Alyssa Martinez is a Zoology major in the Department of Biological Sciences. Originally from a small town in upstate New York, she now considers North Carolina her home. Coming from a “sub-rural” town exposed her to a lot of wildlife and opportunities to get lost in the natural world. She spent much of her time growing up wandering in the woods around her home, which inspired her to pursue preserving natural places and their inhabitants.
Recently, Martinez volunteered at the Trevor Zoo in Millbrook, N.Y. for two years, where she worked with lemurs, emus, coatis, etc., in areas of enrichment and exhibit maintenance. The zoo’s main focus was to educate the public through exhibits that encourage environmental awareness and conservation participation. From that experience, Martinez realized she was interested in conservation and hoped to pursue a career promoting the proliferation of sustainable resources across the world. In the future, she would love to work at a biodiversity hotspot, such as Madagascar, to help locals create sustainable living with the environment to preserve the wildlife for future generations.

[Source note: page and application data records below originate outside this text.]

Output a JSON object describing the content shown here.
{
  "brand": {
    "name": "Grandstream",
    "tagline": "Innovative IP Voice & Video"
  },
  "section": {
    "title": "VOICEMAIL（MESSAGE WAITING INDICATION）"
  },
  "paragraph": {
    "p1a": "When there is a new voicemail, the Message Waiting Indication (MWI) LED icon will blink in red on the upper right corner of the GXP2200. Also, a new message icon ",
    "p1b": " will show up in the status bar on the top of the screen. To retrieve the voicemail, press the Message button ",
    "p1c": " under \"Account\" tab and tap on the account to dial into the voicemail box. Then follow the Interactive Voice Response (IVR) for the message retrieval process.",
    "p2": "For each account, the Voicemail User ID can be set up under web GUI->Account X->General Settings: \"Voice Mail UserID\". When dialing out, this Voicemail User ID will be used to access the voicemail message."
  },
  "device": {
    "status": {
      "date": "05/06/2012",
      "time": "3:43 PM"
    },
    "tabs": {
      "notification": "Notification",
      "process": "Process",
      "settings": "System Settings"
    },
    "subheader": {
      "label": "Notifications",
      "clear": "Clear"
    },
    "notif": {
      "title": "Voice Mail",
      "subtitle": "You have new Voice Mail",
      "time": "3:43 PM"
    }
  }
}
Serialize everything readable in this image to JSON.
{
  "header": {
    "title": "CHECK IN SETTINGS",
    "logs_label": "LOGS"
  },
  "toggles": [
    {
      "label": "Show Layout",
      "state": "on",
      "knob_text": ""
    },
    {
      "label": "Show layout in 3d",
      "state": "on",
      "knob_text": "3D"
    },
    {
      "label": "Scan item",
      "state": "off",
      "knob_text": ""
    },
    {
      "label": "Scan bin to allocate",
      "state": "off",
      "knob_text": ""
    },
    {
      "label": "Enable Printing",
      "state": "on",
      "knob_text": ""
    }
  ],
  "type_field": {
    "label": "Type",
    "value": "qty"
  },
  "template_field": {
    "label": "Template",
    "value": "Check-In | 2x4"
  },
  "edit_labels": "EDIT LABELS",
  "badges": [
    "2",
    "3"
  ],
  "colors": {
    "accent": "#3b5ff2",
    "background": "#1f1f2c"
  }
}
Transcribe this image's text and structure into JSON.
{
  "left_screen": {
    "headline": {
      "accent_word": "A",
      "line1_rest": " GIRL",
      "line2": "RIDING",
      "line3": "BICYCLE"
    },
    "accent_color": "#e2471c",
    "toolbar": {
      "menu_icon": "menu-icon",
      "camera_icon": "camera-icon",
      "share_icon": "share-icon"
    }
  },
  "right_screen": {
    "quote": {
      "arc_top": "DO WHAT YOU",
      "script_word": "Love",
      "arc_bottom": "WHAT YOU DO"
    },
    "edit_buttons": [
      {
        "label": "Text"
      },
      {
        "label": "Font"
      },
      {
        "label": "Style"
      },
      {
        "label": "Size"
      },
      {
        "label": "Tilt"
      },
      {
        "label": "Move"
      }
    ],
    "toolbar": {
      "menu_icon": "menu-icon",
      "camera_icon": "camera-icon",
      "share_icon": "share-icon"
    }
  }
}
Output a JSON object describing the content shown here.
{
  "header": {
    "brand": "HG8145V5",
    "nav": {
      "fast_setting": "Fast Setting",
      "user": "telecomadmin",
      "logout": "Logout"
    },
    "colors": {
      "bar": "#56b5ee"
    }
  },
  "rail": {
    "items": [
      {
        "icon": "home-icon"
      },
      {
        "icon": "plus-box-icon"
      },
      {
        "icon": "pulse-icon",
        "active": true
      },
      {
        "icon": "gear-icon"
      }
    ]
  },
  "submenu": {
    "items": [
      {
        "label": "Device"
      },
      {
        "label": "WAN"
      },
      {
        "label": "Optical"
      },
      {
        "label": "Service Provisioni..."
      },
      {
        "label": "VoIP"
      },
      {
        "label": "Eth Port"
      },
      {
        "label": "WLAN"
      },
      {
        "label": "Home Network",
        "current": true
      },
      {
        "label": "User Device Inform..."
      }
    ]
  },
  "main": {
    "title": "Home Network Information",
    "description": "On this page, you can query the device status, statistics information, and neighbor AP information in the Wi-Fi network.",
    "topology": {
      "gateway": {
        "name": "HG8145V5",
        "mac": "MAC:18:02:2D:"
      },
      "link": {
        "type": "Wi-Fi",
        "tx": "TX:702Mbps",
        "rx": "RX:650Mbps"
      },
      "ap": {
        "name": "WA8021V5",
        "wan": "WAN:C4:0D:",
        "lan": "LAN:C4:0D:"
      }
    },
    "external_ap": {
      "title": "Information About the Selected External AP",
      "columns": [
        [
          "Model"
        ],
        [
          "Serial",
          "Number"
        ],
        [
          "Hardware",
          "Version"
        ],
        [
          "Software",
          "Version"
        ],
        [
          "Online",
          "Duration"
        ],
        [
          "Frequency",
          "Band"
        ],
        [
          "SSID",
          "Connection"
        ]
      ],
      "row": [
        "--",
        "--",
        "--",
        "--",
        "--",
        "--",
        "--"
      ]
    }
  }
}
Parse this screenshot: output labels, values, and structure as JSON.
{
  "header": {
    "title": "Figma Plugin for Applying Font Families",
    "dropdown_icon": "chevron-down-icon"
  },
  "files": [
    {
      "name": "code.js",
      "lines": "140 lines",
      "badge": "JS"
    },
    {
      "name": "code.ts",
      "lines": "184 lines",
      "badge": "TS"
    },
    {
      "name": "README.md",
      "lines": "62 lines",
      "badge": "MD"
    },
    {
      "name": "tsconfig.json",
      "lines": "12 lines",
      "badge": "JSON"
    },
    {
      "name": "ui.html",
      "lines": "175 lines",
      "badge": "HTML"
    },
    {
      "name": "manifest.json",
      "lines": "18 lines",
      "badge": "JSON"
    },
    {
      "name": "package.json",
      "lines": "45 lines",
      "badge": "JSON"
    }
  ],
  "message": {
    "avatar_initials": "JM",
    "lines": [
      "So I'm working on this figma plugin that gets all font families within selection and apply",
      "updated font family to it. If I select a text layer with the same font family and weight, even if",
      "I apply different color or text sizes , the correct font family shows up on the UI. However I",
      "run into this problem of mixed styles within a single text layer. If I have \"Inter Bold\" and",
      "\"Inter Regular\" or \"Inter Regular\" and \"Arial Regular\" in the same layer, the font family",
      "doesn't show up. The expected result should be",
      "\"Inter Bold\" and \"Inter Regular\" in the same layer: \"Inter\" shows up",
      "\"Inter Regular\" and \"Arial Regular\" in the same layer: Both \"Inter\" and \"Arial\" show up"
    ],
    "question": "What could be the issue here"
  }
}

More recently, as part of the Doris Duke Conservation Scholars Program at NC State, administered by the University of Florida IFAS and supported by a grant from the Doris Duke Charitable Foundation, Martinez spent a summer as the Outreach Intern for the U.S. Fish and Wildlife Service’s (USFWS) New York Field Office. As the Outreach Intern, she managed their social media, wrote articles for the USFWS Northeast Region word-press site, created educational wildlife material for the public, organized a camp for at-risk youth and created interpretive signage for the Ithaca Children’s Garden. She also assisted field biologists with their research.
Back at NC State, Martinez is very involved in Zoology Club, which provides a variety of valuable volunteer opportunities at the various wildlife centers and organizations around Raleigh, and the High-Powered Rocketry Club, which is completely different from her major and classes, but provides an interesting environment to work with people outside her major.
How did your USFWS internship impact you?
I gained experience creating material for the public, working with professionals in my field and fostered valuable connections with my co-workers.
What did you learn about yourself from this experience?
I learned that I love working with the public, but first and foremost, I love field work. I spent most of my summer in an office and realized I cannot flourish in an office environment. My favorite days were spent out in the field helping biologists. Now, I know my future career must involve field work.
What did you enjoy most about this experience?
The New York Field Office (NYFO) was the most welcoming group of people I have ever had the pleasure to work with. Despite being the youngest and most inexperienced person in the office, they treated me like their equal.
What did you find most challenging?
Many of my duties as the Outreach Intern involved tasks I have never done before. For example, I was asked to create interpretative signage for the Ithaca Children’s Garden. I love to take complex science material and describe it in a way the public can understand, but this task was a little different. I had to create something that could be understood by a child too young to read. It also had to be colorful and flashy enough to catch their eye and uphold the missions of the USFWS and the Garden in each sign. It was all very new to me and intimidating, but I knew I could do it. I faced challenges like that throughout the summer working for NYFO, but I proved to myself that I could do it and, boy was it satisfying.
Would you recommend this experience to other students?
I would recommend the Doris Duke Conservation Scholars Program at NC State to anyone interested in environmental careers. It is a unique opportunity to gain research experience and work at an agency of your choosing. I gained valuable experience working for the U.S. Fish and Wildlife Service.